(Data about app and page elements)
************
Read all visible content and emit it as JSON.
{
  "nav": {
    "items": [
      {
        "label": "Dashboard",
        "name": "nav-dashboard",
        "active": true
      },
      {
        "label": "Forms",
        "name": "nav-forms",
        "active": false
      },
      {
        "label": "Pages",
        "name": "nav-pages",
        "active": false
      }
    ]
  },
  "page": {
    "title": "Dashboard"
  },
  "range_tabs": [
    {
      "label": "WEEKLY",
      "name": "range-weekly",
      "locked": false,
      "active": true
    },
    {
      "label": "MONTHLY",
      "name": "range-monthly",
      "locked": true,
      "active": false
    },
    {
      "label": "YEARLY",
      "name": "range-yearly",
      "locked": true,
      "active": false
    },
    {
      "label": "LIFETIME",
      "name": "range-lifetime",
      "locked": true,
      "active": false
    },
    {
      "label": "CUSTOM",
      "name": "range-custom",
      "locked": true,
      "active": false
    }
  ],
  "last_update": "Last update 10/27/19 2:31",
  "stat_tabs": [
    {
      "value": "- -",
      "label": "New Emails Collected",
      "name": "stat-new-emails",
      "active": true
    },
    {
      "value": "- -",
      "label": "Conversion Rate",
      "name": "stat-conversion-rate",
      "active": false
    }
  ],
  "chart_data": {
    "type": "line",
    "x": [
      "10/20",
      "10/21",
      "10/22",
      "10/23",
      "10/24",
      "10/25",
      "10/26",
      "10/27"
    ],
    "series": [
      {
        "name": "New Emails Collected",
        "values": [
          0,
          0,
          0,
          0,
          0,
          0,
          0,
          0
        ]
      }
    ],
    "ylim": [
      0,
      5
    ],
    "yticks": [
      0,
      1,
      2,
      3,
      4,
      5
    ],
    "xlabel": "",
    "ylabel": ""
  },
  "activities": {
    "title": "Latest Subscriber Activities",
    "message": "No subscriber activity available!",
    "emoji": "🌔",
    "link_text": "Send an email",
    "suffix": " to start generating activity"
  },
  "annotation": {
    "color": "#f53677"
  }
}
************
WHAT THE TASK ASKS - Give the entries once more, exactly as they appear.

TASK RESPONSE -
Read all visible content and emit it as JSON.
{
  "nav": {
    "items": [
      {
        "label": "Dashboard",
        "name": "nav-dashboard",
        "active": true
      },
      {
        "label": "Forms",
        "name": "nav-forms",
        "active": false
      },
      {
        "label": "Pages",
        "name": "nav-pages",
        "active": false
      }
    ]
  },
  "page": {
    "title": "Dashboard"
  },
  "range_tabs": [
    {
      "label": "WEEKLY",
      "name": "range-weekly",
      "locked": false,
      "active": true
    },
    {
      "label": "MONTHLY",
      "name": "range-monthly",
      "locked": true,
      "active": false
    },
    {
      "label": "YEARLY",
      "name": "range-yearly",
      "locked": true,
      "active": false
    },
    {
      "label": "LIFETIME",
      "name": "range-lifetime",
      "locked": true,
      "active": false
    },
    {
      "label": "CUSTOM",
      "name": "range-custom",
      "locked": true,
      "active": false
    }
  ],
  "last_update": "Last update 10/27/19 2:31",
  "stat_tabs": [
    {
      "value": "- -",
      "label": "New Emails Collected",
      "name": "stat-new-emails",
      "active": true
    },
    {
      "value": "- -",
      "label": "Conversion Rate",
      "name": "stat-conversion-rate",
      "active": false
    }
  ],
  "chart_data": {
    "type": "line",
    "x": [
      "10/20",
      "10/21",
      "10/22",
      "10/23",
      "10/24",
      "10/25",
      "10/26",
      "10/27"
    ],
    "series": [
      {
        "name": "New Emails Collected",
        "values": [
          0,
          0,
          0,
          0,
          0,
          0,
          0,
          0
        ]
      }
    ],
    "ylim": [
      0,
      5
    ],
    "yticks": [
      0,
      1,
      2,
      3,
      4,
      5
    ],
    "xlabel": "",
    "ylabel": ""
  },
  "activities": {
    "title": "Latest Subscriber Activities",
    "message": "No subscriber activity available!",
    "emoji": "🌔",
    "link_text": "Send an email",
    "suffix": " to start generating activity"
  },
  "annotation": {
    "color": "#f53677"
  }
}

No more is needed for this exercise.